By Jack Day
For many Americans death is often extremely hard to deal with, understandably. Our system of handling death has been determined by our culture and therefore when a loved one is gone, they are gone. We have them in our memories and photos, but we don’t ever get to see them again. This is not the way the do things in Indonesia.
Instead they have a yearly unearthing of their deceased relatives as a means of showing respect to their ancestors. Taking place in the Tana Toraja province of Sulawesi the Ma’Nene festival is a cultural tradition that involves the careful removal of the mummified bodies from caskets in special rock graves that help with the natural preservation.
Many families gather to pay their respects by cleaning the bodies and redress them in new clothes.

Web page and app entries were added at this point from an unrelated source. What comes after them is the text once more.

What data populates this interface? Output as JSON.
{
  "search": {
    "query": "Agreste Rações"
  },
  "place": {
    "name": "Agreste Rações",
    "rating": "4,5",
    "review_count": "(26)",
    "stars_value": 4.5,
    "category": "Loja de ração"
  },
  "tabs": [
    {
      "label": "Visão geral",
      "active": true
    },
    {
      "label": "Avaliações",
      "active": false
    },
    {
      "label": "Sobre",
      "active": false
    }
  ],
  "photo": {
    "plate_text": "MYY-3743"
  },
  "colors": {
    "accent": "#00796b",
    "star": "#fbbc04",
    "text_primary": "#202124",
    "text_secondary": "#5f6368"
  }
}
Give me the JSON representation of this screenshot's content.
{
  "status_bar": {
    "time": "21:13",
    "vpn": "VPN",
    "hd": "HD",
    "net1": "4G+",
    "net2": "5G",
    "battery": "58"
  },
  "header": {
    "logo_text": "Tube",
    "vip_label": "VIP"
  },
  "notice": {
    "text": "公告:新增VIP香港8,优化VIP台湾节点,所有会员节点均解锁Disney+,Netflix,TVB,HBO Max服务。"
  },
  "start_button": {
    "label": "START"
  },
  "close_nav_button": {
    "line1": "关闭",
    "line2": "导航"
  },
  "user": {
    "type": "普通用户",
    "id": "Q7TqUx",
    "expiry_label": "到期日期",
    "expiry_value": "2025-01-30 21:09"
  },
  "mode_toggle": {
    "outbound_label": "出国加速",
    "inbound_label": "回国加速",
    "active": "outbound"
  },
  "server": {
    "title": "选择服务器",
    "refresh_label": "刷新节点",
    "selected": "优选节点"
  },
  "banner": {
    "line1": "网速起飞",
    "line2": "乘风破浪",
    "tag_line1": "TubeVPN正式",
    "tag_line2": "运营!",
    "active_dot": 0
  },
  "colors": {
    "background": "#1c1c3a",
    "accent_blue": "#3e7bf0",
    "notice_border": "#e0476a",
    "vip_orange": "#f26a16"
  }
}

Some even position them in ways for all to sit around and reminisce together. It might seem extreme and unbearable even for some to think about doing this with their relatives, but for the people of Sulawesi it is just how they have come to view the idea of death. They are not afraid of it and have learned how to celebrate the lives of those they lost while connecting to something deeper than life and death.
Check out these pictures by notorious photographer Paul Koudounaris, who has a passion for exploring the diverse ways different cultures deal with death. When talking about the time he spent with the people of Tana Toraja Paul said:
“To the villagers it is sign of the love they still share for those who have passed on but are still present spiritually,” he explains. “It is a way of showing them respect by letting them know that they are still members of the family group, and still hold an important place in local society.”
What do you think about this controversial tradition? I say that only because to some it is considered profane to do such things to the dead. It is very interesting nonetheless to see such a ceremony take place. Tell us your thoughts and share this story with your friends and family.